Pharmacists can give childhood shots, U.S. officials say Pharmacists in all 50 states are now allowed to give childhood vaccinations under a new directive aimed at preventing future outbreaks of measles and other preventable diseases. Alex Azar, the head of the U.S. Department of Health and Human Services, took the step using emergency powers he has during the U.S. coronavirus epidemic, which was declared a public health emergency. The directive announced Wednesday will temporarily preempt restrictions in 22 states starting this fall. The move is designed to help prevent vaccination rates from falling during the pandemic, Azar said. The Centers for Disease Control and Prevention has reported that orders for childhood vaccines from doctors’ offices plummeted in late March and early April as their offices closed or saw fewer patients, raising concerns that vaccination rates would fall. But a survey of pediatricians in May suggested that most offices were open and able to give recommended shots, and more than half were able to take on new patients if needed. Another CDC report from late last month noted New York City saw a rebound in kids getting their shots.

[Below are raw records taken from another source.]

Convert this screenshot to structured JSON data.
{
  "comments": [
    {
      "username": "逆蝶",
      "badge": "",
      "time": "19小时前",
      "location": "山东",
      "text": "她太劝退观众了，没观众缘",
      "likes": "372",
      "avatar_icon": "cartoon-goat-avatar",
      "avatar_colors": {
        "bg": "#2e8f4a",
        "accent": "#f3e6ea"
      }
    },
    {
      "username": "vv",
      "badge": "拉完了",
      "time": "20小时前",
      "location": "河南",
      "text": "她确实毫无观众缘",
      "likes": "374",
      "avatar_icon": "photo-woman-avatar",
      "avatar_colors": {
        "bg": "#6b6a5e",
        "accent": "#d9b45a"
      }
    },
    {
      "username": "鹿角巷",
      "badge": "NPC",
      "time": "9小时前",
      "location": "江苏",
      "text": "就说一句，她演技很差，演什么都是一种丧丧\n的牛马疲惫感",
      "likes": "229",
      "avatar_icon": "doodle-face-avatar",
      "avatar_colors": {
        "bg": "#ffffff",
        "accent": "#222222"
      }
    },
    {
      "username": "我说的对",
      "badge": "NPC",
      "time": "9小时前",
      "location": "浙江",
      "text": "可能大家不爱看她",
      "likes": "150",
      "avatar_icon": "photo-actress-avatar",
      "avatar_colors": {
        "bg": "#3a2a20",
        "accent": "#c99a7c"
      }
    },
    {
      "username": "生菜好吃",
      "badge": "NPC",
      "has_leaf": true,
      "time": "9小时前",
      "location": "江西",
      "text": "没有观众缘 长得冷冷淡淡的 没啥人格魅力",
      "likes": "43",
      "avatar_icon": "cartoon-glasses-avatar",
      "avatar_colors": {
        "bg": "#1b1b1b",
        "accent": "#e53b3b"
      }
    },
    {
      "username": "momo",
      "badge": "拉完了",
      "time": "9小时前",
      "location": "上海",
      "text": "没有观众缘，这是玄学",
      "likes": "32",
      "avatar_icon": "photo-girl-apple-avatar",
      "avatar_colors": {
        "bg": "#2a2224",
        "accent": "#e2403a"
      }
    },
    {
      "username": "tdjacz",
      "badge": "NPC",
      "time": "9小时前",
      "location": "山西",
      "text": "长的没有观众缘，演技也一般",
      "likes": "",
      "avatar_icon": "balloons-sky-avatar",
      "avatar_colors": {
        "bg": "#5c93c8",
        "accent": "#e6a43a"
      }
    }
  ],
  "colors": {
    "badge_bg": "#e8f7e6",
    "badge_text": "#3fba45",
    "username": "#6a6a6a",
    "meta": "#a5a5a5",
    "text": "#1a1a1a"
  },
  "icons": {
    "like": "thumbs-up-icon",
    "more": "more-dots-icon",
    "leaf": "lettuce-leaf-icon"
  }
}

National 2020 numbers from the agency are not expected for another year.